On Wednesday evening, Fox News’ Tucker Carlson made the case that President Trump’s aversion to NATO was well-founded, arguing that American troops should never be put in harm’s way to prevent the invasion of a small country like Montenegro.
It’s a relatively poor place. It has no critical natural resources and limited strategic significance. From an American perspective, Montenegro is not an important country. Yet suddenly, because of an act of our Congress, Montenegro has great significance to every American. Since last year, the country has been a member of the NATO alliance. That means that if Montenegro ever finds itself in a war, our military is pledged to defend it. That is called the defense guarantee.
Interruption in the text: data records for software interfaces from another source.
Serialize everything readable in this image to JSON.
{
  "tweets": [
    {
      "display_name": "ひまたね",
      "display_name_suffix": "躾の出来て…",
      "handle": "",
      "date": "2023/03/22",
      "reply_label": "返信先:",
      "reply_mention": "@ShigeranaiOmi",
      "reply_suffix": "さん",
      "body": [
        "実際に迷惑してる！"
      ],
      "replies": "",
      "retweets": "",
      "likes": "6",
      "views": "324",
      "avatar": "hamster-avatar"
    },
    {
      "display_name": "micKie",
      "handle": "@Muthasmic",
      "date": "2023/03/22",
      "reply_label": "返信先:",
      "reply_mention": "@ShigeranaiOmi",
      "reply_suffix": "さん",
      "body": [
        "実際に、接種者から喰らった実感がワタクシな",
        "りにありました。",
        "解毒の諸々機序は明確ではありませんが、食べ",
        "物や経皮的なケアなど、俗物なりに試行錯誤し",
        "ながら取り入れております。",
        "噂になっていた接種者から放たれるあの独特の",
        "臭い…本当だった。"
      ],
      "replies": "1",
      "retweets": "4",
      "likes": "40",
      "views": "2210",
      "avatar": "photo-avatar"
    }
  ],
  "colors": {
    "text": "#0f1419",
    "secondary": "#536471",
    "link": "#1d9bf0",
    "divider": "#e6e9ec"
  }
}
Defense guarantees don’t sound like a big deal until suddenly they are. That’s how the First World War started. 37 million casualties later, the world began to rethink the wisdom of treaties like that. … The U.S. has to defend Montenegro? What? Why is that? Is there a good reason? Let’s hear it. … Do we really plan to defend Montenegro or many of the other NATO members? How about Estonia? How about Slovakia? Are you ready to have your kids die in those countries?
Now, this is a fine isolationist argument, so far as it goes. But what criteria would make a country worthy of American defense? How about Austria and the Sudetenland in 1938? How about Czechoslovakia in 1939? How about Poland in 1939?
Now, it’s easy to say in retrospect that of course America should have intervened — we know now that Hitler was one of history’s greatest monsters, responsible for the systematic murder of millions. But Vladimir Putin, dictator of Russia, is a mass murderer as well, a man who essentially admits to murdering his political opponents, an admirer of the Soviet Union and a thug who has invaded two separate sovereign countries (Georgia and Ukraine) and turned a third into a sphere of influence (Syria).
What was so special about the Sudetenland, which was largely German? What was so special about Czechoslovakia, which was about a quarter German? What was so special about Poland or France or Britain for that matter?
Now, perhaps Tucker would argue that defense of France and Britain would have amounted to us staving off threats to American borders. But the U.S. didn’t join the war until after it was directly attacked by Japan and Germany declared war on us. Is that the model Tucker espouses?
As far as Tucker’s point about World War I, it’s misguided in two ways. First, the interlocking series of defense treaties actually destabilized the security arrangement in Europe because there was no hegemon. Instead, those treaties created a feeling of parity, and the foolish thought that one alliance could defeat the other. It’s important to remember that the United States was party to no mutual defense treaty before World War I. If the U.S. had been party to a mutual defense treaty with France, for example, it’s highly unlikely that Germany would have gone to war with Russia, since that would have brought the overwhelming might of the U.S. directly into the war.
Since World War II, NATO has prevented the outbreak of any cross-border European war in an area of the world that was war-torn for centuries. That’s because enemies of the United States know that if they attack a NATO member, they face down our scorn. So this isn’t about defending “little Montenegro.” This is about drawing lines in Europe so that the Russians won’t cross them. Very few countries would be worth spilling American blood on their own. But the pledge to take a hard stand prevents us from being drawn into wars as conflicts escalate — which is exactly what happened during World Wars I, II, Korea, and Vietnam.